**WHAT IS NEEDED:** Every line of the material below must be repeated exactly.

**TASK INPUTS:**
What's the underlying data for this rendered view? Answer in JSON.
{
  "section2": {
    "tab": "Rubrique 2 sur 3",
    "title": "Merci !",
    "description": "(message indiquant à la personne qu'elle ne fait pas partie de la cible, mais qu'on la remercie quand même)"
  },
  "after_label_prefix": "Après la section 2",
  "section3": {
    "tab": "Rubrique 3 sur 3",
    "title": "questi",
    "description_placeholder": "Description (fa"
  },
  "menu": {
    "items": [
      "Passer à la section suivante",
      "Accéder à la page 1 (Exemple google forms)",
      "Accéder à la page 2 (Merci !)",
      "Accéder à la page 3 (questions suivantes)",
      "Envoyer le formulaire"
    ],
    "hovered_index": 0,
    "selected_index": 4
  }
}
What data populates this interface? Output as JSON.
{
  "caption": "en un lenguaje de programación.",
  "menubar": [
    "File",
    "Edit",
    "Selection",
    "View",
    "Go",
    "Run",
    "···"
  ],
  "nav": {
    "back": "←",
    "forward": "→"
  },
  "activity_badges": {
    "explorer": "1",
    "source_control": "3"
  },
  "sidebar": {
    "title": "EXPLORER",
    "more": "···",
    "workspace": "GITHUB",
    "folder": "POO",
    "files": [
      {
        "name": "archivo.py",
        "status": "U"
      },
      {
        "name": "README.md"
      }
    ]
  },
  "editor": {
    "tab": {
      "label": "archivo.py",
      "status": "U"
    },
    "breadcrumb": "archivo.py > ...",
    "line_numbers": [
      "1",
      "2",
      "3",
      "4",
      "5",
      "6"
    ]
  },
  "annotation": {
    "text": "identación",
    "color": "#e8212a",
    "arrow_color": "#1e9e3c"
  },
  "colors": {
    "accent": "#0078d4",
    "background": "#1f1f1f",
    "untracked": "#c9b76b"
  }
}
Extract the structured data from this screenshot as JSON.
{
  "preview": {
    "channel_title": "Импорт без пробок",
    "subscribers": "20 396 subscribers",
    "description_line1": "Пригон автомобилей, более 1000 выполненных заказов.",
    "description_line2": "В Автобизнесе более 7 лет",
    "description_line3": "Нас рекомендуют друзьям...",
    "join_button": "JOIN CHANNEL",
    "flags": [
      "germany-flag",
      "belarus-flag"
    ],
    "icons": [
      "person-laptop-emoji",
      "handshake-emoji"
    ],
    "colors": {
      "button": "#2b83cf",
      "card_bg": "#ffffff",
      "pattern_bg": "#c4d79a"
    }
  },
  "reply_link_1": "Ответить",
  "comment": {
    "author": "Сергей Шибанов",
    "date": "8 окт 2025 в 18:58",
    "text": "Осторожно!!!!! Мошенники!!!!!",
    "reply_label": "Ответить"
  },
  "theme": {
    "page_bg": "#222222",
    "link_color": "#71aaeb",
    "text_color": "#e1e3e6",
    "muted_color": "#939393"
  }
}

**SOLUTION TO THE PROBLEM:**
What's the underlying data for this rendered view? Answer in JSON.
{
  "section2": {
    "tab": "Rubrique 2 sur 3",
    "title": "Merci !",
    "description": "(message indiquant à la personne qu'elle ne fait pas partie de la cible, mais qu'on la remercie quand même)"
  },
  "after_label_prefix": "Après la section 2",
  "section3": {
    "tab": "Rubrique 3 sur 3",
    "title": "questi",
    "description_placeholder": "Description (fa"
  },
  "menu": {
    "items": [
      "Passer à la section suivante",
      "Accéder à la page 1 (Exemple google forms)",
      "Accéder à la page 2 (Merci !)",
      "Accéder à la page 3 (questions suivantes)",
      "Envoyer le formulaire"
    ],
    "hovered_index": 0,
    "selected_index": 4
  }
}
What data populates this interface? Output as JSON.
{
  "caption": "en un lenguaje de programación.",
  "menubar": [
    "File",
    "Edit",
    "Selection",
    "View",
    "Go",
    "Run",
    "···"
  ],
  "nav": {
    "back": "←",
    "forward": "→"
  },
  "activity_badges": {
    "explorer": "1",
    "source_control": "3"
  },
  "sidebar": {
    "title": "EXPLORER",
    "more": "···",
    "workspace": "GITHUB",
    "folder": "POO",
    "files": [
      {
        "name": "archivo.py",
        "status": "U"
      },
      {
        "name": "README.md"
      }
    ]
  },
  "editor": {
    "tab": {
      "label": "archivo.py",
      "status": "U"
    },
    "breadcrumb": "archivo.py > ...",
    "line_numbers": [
      "1",
      "2",
      "3",
      "4",
      "5",
      "6"
    ]
  },
  "annotation": {
    "text": "identación",
    "color": "#e8212a",
    "arrow_color": "#1e9e3c"
  },
  "colors": {
    "accent": "#0078d4",
    "background": "#1f1f1f",
    "untracked": "#c9b76b"
  }
}
Extract the structured data from this screenshot as JSON.
{
  "preview": {
    "channel_title": "Импорт без пробок",
    "subscribers": "20 396 subscribers",
    "description_line1": "Пригон автомобилей, более 1000 выполненных заказов.",
    "description_line2": "В Автобизнесе более 7 лет",
    "description_line3": "Нас рекомендуют друзьям...",
    "join_button": "JOIN CHANNEL",
    "flags": [
      "germany-flag",
      "belarus-flag"
    ],
    "icons": [
      "person-laptop-emoji",
      "handshake-emoji"
    ],
    "colors": {
      "button": "#2b83cf",
      "card_bg": "#ffffff",
      "pattern_bg": "#c4d79a"
    }
  },
  "reply_link_1": "Ответить",
  "comment": {
    "author": "Сергей Шибанов",
    "date": "8 окт 2025 в 18:58",
    "text": "Осторожно!!!!! Мошенники!!!!!",
    "reply_label": "Ответить"
  },
  "theme": {
    "page_bg": "#222222",
    "link_color": "#71aaeb",
    "text_color": "#e1e3e6",
    "muted_color": "#939393"
  }
}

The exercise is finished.